The conveyor belts provide a material link to the building’s history as an assembly plant, while creating a dynamic visual installation that displays the current time. The installation mixes digital technology and mechanical components to create a dynamic sculpture of a flowing river, animating the movement of time and the transformation of the built and natural world, throughout the past, present, and future.

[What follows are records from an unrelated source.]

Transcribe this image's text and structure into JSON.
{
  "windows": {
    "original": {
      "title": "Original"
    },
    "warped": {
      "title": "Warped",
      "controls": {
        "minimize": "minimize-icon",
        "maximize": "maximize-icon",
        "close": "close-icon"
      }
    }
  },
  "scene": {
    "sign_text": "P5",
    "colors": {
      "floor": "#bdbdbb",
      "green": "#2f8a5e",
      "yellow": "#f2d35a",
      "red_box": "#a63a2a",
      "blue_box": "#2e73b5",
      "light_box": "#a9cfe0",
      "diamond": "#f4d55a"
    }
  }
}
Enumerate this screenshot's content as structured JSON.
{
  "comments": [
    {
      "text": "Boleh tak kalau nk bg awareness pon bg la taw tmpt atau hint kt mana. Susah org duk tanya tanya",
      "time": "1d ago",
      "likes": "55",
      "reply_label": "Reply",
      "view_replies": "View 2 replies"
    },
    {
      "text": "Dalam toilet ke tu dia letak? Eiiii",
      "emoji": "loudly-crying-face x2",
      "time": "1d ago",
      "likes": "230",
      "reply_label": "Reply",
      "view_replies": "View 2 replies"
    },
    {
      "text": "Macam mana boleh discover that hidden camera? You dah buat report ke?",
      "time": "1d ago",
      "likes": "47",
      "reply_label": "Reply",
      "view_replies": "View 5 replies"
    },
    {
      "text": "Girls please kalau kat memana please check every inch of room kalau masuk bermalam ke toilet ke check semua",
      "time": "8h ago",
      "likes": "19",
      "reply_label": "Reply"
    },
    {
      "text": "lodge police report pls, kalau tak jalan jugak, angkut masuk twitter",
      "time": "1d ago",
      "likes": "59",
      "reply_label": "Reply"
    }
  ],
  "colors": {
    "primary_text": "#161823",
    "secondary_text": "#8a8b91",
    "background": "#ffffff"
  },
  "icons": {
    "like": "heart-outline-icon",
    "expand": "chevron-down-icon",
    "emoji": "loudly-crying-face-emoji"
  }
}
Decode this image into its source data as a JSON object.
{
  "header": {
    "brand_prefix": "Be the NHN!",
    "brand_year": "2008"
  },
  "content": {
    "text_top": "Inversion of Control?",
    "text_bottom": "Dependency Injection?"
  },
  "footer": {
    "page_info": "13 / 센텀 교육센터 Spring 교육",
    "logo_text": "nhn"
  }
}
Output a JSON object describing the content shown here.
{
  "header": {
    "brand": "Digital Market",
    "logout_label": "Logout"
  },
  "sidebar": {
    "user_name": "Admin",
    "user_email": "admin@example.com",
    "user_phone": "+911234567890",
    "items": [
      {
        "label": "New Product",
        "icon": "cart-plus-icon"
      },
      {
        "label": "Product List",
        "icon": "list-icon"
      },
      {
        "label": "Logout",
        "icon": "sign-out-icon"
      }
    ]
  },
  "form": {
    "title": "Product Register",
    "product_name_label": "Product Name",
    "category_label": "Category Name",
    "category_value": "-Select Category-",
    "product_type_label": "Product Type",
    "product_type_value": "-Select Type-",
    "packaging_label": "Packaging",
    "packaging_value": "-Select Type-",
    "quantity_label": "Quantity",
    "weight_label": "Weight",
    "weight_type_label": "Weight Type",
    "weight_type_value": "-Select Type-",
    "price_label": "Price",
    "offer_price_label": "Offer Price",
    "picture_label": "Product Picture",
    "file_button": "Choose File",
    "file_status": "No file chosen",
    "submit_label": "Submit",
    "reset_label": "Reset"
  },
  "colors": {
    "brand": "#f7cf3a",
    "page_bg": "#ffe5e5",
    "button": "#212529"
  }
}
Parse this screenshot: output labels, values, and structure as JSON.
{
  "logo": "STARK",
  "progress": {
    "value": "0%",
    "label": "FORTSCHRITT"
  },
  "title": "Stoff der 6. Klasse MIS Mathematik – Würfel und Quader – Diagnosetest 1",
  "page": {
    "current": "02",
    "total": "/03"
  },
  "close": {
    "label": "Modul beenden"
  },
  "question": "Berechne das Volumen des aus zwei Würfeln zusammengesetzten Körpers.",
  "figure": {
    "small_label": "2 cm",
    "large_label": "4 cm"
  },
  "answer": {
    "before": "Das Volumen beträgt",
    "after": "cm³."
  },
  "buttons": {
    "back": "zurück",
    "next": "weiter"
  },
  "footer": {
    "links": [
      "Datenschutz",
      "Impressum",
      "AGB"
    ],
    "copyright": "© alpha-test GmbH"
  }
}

New York-based artist James Clar uses technology as a medium to critique the dis-associative effects of technology itself. In today’s media-saturated and technologically integrated world, the separation between real and computer-generated is increasingly blurred. His work uses controlled, artificial light as a sculptural medium with a computer-minimalist aesthetic. However, his subject matter offsets these data-driven techniques by engaging with natural phenomena, human emotions, or current socio-political conditions.

 

About 21c Museum Hotel Oklahoma City
21c Museum Hotel Oklahoma City is a combination boutique hotel, contemporary art museum and chef-driven restaurant. Building on its mission of engaging the public with contemporary art and supporting the revitalization of American downtowns, 21c rehabilitated the historic Ford Motor Company Manufacturing Building on the western edge of Oklahoma City’s Film Row. The 135-room property features 14,000 square feet of exhibition, meeting and event space and presents rotating curated exhibitions, interactive site-specific art installations and a full roster of cultural programming. Exhibition space is open to the public free of charge. The property features a unique round Main Gallery, a spa, and a gracious, 3,000-square-foot suite, which occupies the original penthouse, featuring a rooftop terrace, two bedrooms, living and dining rooms. 21cOklahoma City is home to Mary Eddy’s Kitchen x Lounge, led by chef Jason Campbell, with a restaurant and bar menu focused on bold and flavorful dishes and drinks.

 

Media Contact:
Holly Weyler McKnight
hmcknight@21cHotels.com
502.882.6239 | M 502.836.8715